◆ **Action item**
Set down each entry exactly; omit images.

Collected data:

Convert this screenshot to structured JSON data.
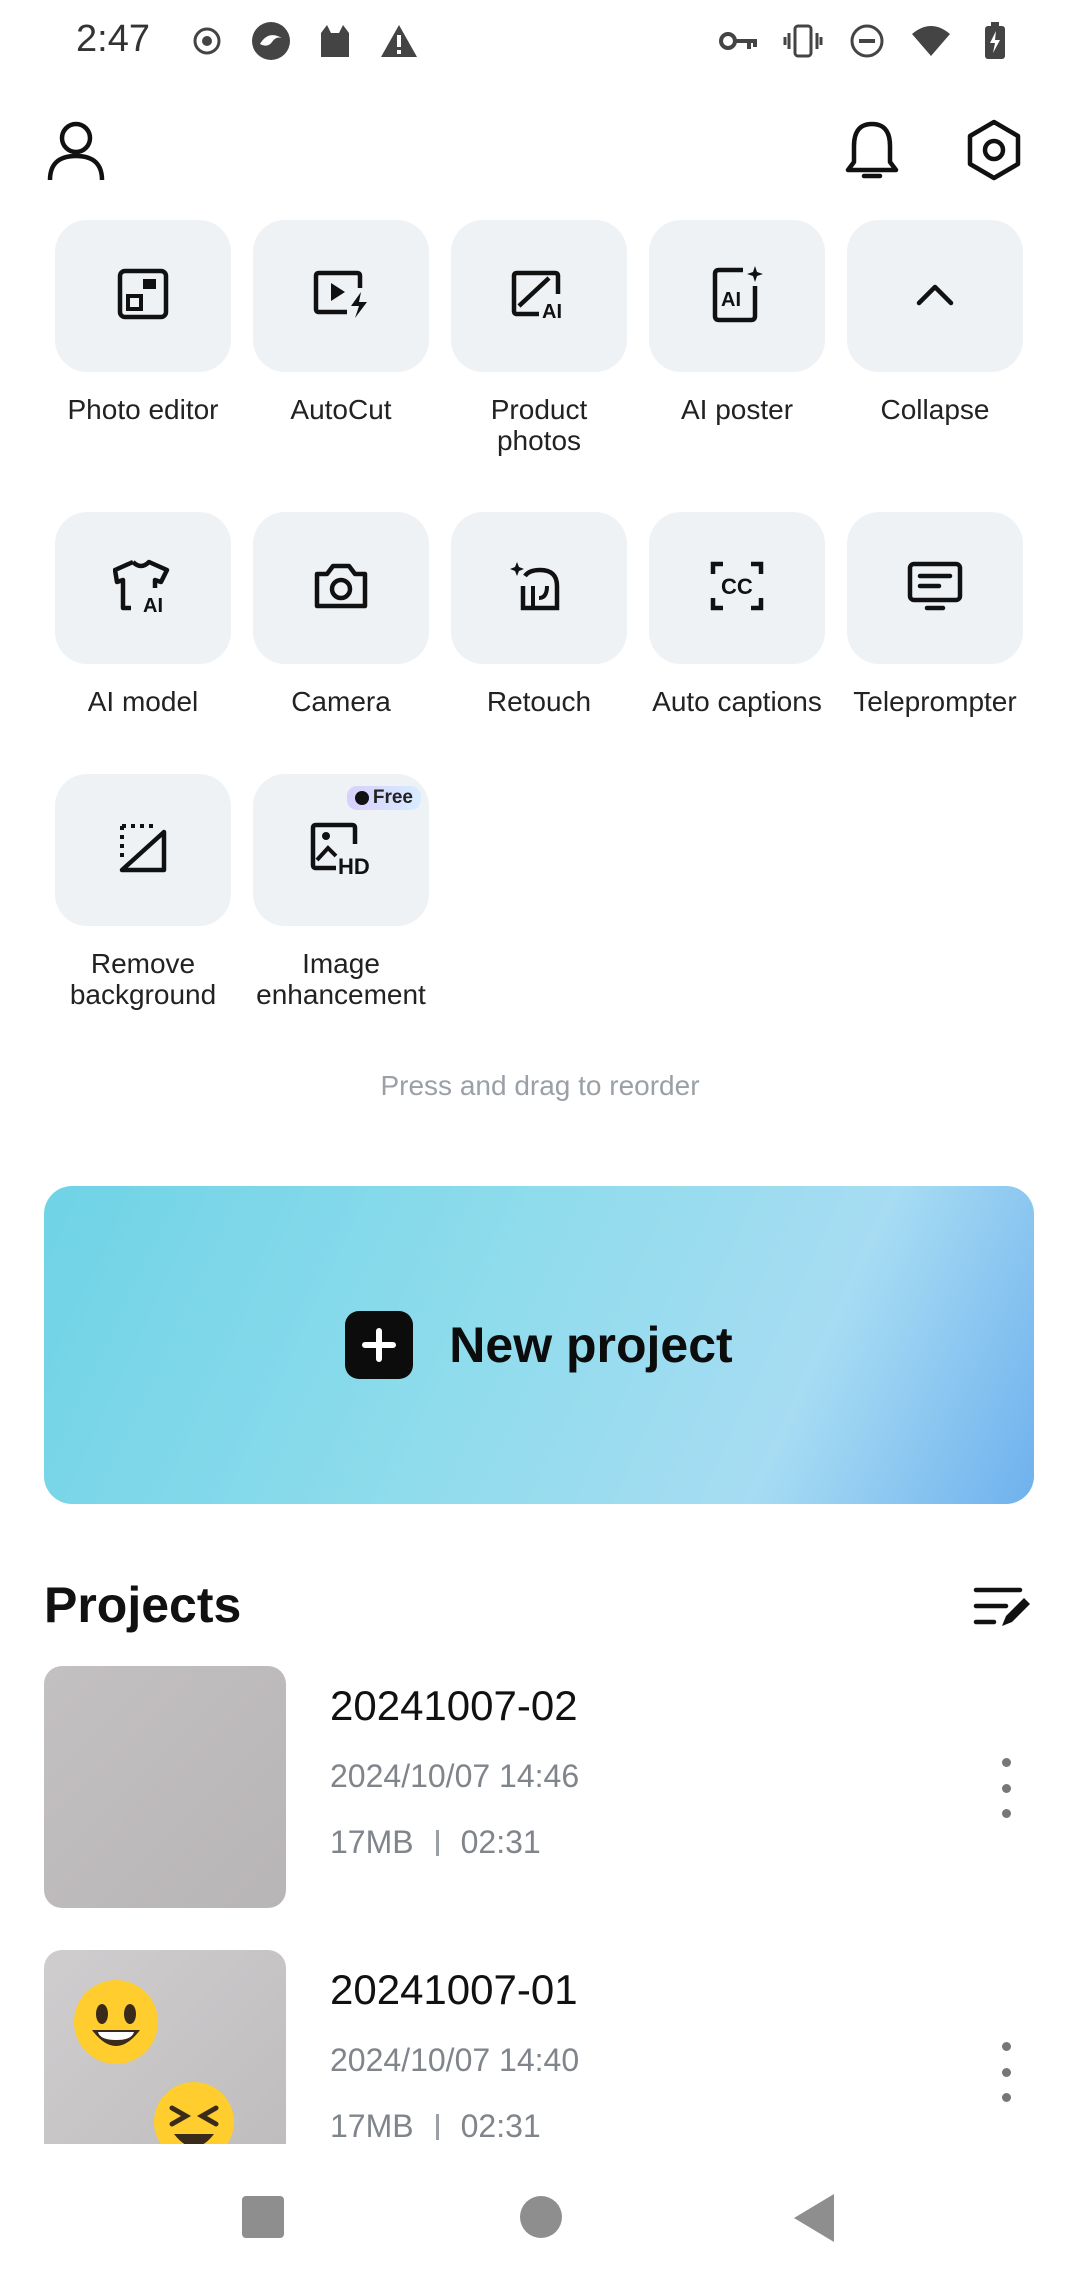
{
  "status_bar": {
    "time": "2:47",
    "left_icons": [
      "record-icon",
      "browser-icon",
      "cat-icon",
      "warning-icon"
    ],
    "right_icons": [
      "key-icon",
      "vibrate-icon",
      "do-not-disturb-icon",
      "wifi-icon",
      "battery-icon"
    ]
  },
  "top_bar": {
    "profile_icon": "profile-icon",
    "notifications_icon": "bell-icon",
    "settings_icon": "settings-icon"
  },
  "tools": [
    {
      "label": "Photo editor",
      "icon": "photo-editor-icon"
    },
    {
      "label": "AutoCut",
      "icon": "autocut-icon"
    },
    {
      "label": "Product\nphotos",
      "icon": "product-photos-icon"
    },
    {
      "label": "AI poster",
      "icon": "ai-poster-icon"
    },
    {
      "label": "Collapse",
      "icon": "chevron-up-icon"
    },
    {
      "label": "AI model",
      "icon": "ai-model-icon"
    },
    {
      "label": "Camera",
      "icon": "camera-icon"
    },
    {
      "label": "Retouch",
      "icon": "retouch-icon"
    },
    {
      "label": "Auto captions",
      "icon": "captions-icon"
    },
    {
      "label": "Teleprompter",
      "icon": "teleprompter-icon"
    },
    {
      "label": "Remove\nbackground",
      "icon": "remove-background-icon"
    },
    {
      "label": "Image\nenhancement",
      "icon": "image-enhancement-icon",
      "badge": "Free"
    }
  ],
  "hint": "Press and drag to reorder",
  "new_project": {
    "label": "New project",
    "icon": "plus-icon"
  },
  "projects": {
    "title": "Projects",
    "sort_icon": "sort-edit-icon",
    "items": [
      {
        "name": "20241007-02",
        "date": "2024/10/07 14:46",
        "size": "17MB",
        "duration": "02:31"
      },
      {
        "name": "20241007-01",
        "date": "2024/10/07 14:40",
        "size": "17MB",
        "duration": "02:31"
      }
    ]
  },
  "nav_bar": {
    "icons": [
      "recents-icon",
      "home-icon",
      "back-icon"
    ]
  },
  "colors": {
    "tile_bg": "#eff2f5",
    "accent_gradient_start": "#6fd3e6",
    "accent_gradient_end": "#6fb1ee",
    "muted_text": "#80858c"
  }
}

◆ **Solution for this exercise**
Convert this screenshot to structured JSON data.
{
  "status_bar": {
    "time": "2:47",
    "left_icons": [
      "record-icon",
      "browser-icon",
      "cat-icon",
      "warning-icon"
    ],
    "right_icons": [
      "key-icon",
      "vibrate-icon",
      "do-not-disturb-icon",
      "wifi-icon",
      "battery-icon"
    ]
  },
  "top_bar": {
    "profile_icon": "profile-icon",
    "notifications_icon": "bell-icon",
    "settings_icon": "settings-icon"
  },
  "tools": [
    {
      "label": "Photo editor",
      "icon": "photo-editor-icon"
    },
    {
      "label": "AutoCut",
      "icon": "autocut-icon"
    },
    {
      "label": "Product\nphotos",
      "icon": "product-photos-icon"
    },
    {
      "label": "AI poster",
      "icon": "ai-poster-icon"
    },
    {
      "label": "Collapse",
      "icon": "chevron-up-icon"
    },
    {
      "label": "AI model",
      "icon": "ai-model-icon"
    },
    {
      "label": "Camera",
      "icon": "camera-icon"
    },
    {
      "label": "Retouch",
      "icon": "retouch-icon"
    },
    {
      "label": "Auto captions",
      "icon": "captions-icon"
    },
    {
      "label": "Teleprompter",
      "icon": "teleprompter-icon"
    },
    {
      "label": "Remove\nbackground",
      "icon": "remove-background-icon"
    },
    {
      "label": "Image\nenhancement",
      "icon": "image-enhancement-icon",
      "badge": "Free"
    }
  ],
  "hint": "Press and drag to reorder",
  "new_project": {
    "label": "New project",
    "icon": "plus-icon"
  },
  "projects": {
    "title": "Projects",
    "sort_icon": "sort-edit-icon",
    "items": [
      {
        "name": "20241007-02",
        "date": "2024/10/07 14:46",
        "size": "17MB",
        "duration": "02:31"
      },
      {
        "name": "20241007-01",
        "date": "2024/10/07 14:40",
        "size": "17MB",
        "duration": "02:31"
      }
    ]
  },
  "nav_bar": {
    "icons": [
      "recents-icon",
      "home-icon",
      "back-icon"
    ]
  },
  "colors": {
    "tile_bg": "#eff2f5",
    "accent_gradient_start": "#6fd3e6",
    "accent_gradient_end": "#6fb1ee",
    "muted_text": "#80858c"
  }
}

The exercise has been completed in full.